Comment: New government must build a shared island

Brexit and the Covid-19 crisis have highlighted the need for close working relationships between northern and southern ministers

Taoiseach Leo Varadkar and Arlene Foster, the North‘s First Minister: their two administrations have had to work closely together in the fight against Covid-19

The framework document drawn up by the negotiating teams of Fine Gael and Fianna Fáil provides a lengthy section on a shared island.

The recent suspension of the Executive in Northern Ireland and the challenges created by Brexit mean that a fresh focus needs to be brought to the future of this island.

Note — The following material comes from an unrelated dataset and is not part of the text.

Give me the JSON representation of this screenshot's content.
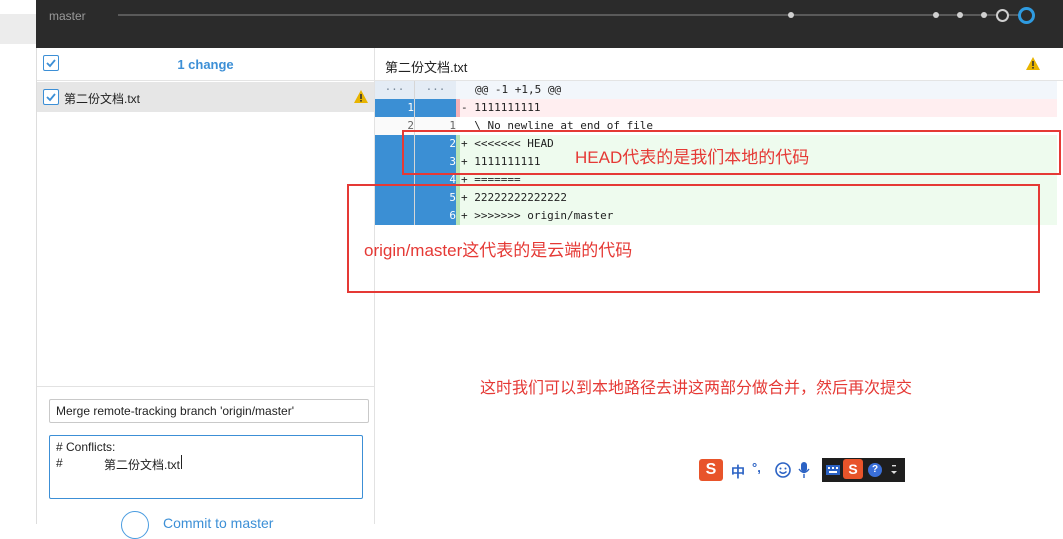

The ambition to create a unit within the Department of An Taoiseach to work towards a consensus on a united island is a serious one.

There is no simplistic response and the repeated call for a potentially rushed border poll misses the truth of what it means to live on a shared island. Understandably, the Good Friday Agreement is central to the vision laid out in the framework document, with a heavy emphasis on consent, but the agreement also provides many of the instrumental tools that will be so important not just to progressing this issue, but also to maintaining Anglo-Irish relations in the context of Brexit.

The agreement highlights the need to expand the roles of the British-Irish Council and the British-Irish Intergovernmental Conference (BIIGC) in order to strengthen north-south and east-west links.

In the era of Brexit, the BIIGC may be a useful body of co-operation and it perhaps has the most potential to replace the close working relationships between Irish and British ministers previously enabled through regular attendance at European Council meetings.

Rather than meeting just twice a year, there could be significant benefit in the conference meeting every month, perhaps on a rotating, sectoral basis. The March meeting, for example, could perhaps always look at agriculture or justice affairs. Shadowing the various European Council meetings would also be an option.

The political situation on this island remains complex, a fact illustrated by Brexit and the lack of clarity on Britain’s trading relationship with the EU. Ongoing negotiations, due to conclude this year, point to the aspiration of a tariff and quota free trade deal that will allow minimal disruption in trade between this island and Britain.

If that fails, the provisions in the Withdrawal Agreement ensure that there will be no differentials on this island, aligning Northern Ireland with the regulatory and customs frameworks of the EU. Questions remain as to how this would be enforced, and the British government has still to properly lay out its plans or to provide the infrastructure for this.

The ongoing Covid-19 emergency has highlighted the need for close working relationships between northern and southern ministers. The fact that Health Minister Simon Harris and Robin Swann, his counterpart in Northern Ireland, talk regularly, as do the respective chief medical officers, is vital to any coordination efforts. The political reality means that coordination will not be perfect when it comes to Covid-19, nothing will be perfect, but such engagement is vital.

Looking at a shared island, the British Irish Council and the North South Ministerial Council will play a vital, formal role in ensuring that such engagement is continued, allowing for shared policy developments. Many of these shared policy developments are also referred to in the framework document, such as the A5, the Narrow Water Bridge, cross-border greenways, the Ulster Canal, as well as examining high-speed cross-border rail services.

Within the restoration of the Executive in Northern Ireland, the ability to enhance, develop and deepen all aspects of north-south cooperation, thus strengthening the all-island economy, will be able to take place in more formal settings. That said, the informal attentions of all public representatives and other bodies must be steadily increased.

These attentions must be tolerated, and individuals must allow themselves to be challenged, perhaps to go outside their comfort zone in truly engaging with the politicians and people of Northern Ireland. There should be no us or them, but there will need to be genuine attempts at engagement.

Creating a programme for government based on this framework document is the first immediate challenge.

Neale Richmond is a Fine Gael TD for Dublin-Rathdown